Appreciating Christ’s Baptism as Revelation, ours as Transformation
Sunday January 9, 2022
FEAST OF THE BAPTISM OF THE LORD
The Gospel today shows God the Father introducing Jesus to the world: “This is my Son, the Beloved, with whom I am well pleased.” We claim the same identity for ourselves, with this difference: we are children of God, not by nature, but by a special kind of “adoption” that is the grace, the “favor,” of actually sharing in the divine life of Christ. Therefore, for us it is not natural to act on the level of God. We can, but only if we choose to act by the Spirit given to us. So we pray that the Father will always be well pleased” with us by keeping us “faithful to our calling.”
At his Baptism, we see Jesus introduced to the world by the Father’s voice and the Spirit’s descent. We who “become Christ” by Baptism need to be identified, introduced to the world in the same way. It is not enough that the Father, speaking through the Church, claims us as his children and Jesus gives us his name as Christians. It also has to be visible to others that God is “anointing us” with his Spirit to do for the world what Jesus came to do. We, as Christ’s body on earth, are “sent to bring to the poor the good news of salvation.”
When the Father introduced Jesus as his “beloved Son” the second time — when Jesus was transfigured on the mountain — Matthew, Mark and Luke all say he added the words, “Listen to him.” The point is pretty clear: If we have been properly introduced to Jesus, we will be listening to him; that is, to his words. In this age of literacy, to “listen” includes to read. So if we are listening, we are reading Scripture. If we are not reading Scripture we are not listening. And if we are not listening, we do not know Jesus Christ.
Strong words.
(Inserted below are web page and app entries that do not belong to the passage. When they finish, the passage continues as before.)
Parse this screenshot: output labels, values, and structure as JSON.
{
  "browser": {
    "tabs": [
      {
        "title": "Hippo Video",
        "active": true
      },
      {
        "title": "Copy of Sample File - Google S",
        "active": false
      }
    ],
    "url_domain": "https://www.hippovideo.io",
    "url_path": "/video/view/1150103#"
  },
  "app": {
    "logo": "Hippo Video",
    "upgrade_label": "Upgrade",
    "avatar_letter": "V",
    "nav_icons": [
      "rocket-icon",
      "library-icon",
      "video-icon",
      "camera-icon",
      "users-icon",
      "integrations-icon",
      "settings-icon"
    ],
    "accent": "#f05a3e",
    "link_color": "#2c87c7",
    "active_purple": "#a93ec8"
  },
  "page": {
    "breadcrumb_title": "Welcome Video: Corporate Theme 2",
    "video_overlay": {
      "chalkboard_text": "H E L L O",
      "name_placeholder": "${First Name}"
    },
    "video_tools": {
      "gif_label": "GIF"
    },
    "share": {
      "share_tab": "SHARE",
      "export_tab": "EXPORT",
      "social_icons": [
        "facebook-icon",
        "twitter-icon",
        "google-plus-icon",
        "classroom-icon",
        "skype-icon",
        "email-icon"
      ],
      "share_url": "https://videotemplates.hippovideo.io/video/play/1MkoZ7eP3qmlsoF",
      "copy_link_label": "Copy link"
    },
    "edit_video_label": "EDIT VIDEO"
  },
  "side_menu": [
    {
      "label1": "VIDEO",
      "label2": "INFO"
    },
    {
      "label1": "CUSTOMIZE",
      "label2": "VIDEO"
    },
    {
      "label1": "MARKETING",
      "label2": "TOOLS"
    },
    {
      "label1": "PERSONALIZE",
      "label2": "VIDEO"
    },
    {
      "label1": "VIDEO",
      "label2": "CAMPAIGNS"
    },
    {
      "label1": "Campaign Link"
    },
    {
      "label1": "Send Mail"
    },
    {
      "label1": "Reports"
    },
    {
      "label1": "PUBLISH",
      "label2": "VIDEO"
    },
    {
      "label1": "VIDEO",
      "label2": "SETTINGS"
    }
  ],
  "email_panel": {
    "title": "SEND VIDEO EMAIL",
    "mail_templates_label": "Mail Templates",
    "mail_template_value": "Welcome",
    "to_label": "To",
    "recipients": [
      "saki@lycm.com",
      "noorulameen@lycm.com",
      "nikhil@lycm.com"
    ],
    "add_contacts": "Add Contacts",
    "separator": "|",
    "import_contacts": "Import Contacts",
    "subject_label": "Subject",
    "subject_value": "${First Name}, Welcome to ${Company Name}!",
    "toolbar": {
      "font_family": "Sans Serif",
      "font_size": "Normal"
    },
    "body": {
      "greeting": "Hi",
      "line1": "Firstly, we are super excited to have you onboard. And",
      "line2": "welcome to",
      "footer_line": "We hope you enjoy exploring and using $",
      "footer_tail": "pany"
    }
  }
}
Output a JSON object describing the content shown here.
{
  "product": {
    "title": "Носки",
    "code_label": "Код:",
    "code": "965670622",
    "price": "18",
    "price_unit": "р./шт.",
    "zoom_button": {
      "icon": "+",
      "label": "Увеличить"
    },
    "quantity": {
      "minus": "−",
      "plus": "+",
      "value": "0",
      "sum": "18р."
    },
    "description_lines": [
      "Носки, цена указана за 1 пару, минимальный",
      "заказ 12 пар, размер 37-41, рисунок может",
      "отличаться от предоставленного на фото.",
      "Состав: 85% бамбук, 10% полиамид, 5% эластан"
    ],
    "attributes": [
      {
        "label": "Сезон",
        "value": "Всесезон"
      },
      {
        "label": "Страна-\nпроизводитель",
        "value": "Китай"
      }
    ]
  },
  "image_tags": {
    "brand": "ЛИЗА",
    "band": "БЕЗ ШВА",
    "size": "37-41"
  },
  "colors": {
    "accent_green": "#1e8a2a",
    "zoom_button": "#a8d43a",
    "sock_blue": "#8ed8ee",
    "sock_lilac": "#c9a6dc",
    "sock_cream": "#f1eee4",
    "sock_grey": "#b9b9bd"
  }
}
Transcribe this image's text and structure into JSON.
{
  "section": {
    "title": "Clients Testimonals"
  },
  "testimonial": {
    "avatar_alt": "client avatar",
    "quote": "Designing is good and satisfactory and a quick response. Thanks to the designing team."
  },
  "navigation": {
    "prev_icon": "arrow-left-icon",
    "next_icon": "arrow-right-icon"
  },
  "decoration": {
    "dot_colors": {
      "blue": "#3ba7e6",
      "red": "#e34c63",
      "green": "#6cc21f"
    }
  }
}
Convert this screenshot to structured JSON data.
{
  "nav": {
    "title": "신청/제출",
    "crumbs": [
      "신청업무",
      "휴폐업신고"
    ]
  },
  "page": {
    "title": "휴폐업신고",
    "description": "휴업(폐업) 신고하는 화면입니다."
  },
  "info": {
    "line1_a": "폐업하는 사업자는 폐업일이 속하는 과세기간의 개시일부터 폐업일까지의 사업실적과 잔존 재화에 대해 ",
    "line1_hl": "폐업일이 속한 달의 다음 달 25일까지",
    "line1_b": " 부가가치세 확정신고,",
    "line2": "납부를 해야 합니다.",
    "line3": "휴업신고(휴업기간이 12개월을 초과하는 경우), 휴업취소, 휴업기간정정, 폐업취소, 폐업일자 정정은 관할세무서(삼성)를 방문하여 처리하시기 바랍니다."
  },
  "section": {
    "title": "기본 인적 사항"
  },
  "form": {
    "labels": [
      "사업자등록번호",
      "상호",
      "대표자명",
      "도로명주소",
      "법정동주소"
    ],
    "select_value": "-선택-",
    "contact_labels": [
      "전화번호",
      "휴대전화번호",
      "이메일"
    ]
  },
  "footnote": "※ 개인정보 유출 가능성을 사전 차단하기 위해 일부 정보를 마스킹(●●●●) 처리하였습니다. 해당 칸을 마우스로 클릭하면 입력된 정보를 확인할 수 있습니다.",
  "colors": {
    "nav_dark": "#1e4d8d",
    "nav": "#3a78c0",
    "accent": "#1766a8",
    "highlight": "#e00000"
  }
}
In the Second Vatican Council the Church made them her own by quoting St. Jerome: “Ignorance of the Scriptures is ignorance of Christ.” If we are ignorant of Christ, we have not heard the Good News. And so the Church “earnestly and specifically urges all the Christian faithful... to learn by frequent reading of the divine Scripture the surpassing value of knowing Jesus Christ.”
Isaiah 42: 1-7 makes the call to “be Christ” about as inspiring as it gets. He describes first what the Messiah will be; then how he is going to fulfill his mission, then what that mission is. The Messiah, God says, “is my servant, whom I uphold, my chosen, in whom my soul delights; I have put my spirit upon him.”
Wouldn’t you like God to say this of you? Then be the “messiah of the Messiah,” anointed in Baptism to let Jesus continue his saving work in you.
Daily Practice: Read at least 5 minutes of scripture each day.
Prayer: Lord, teach me so that I may act as your body each day.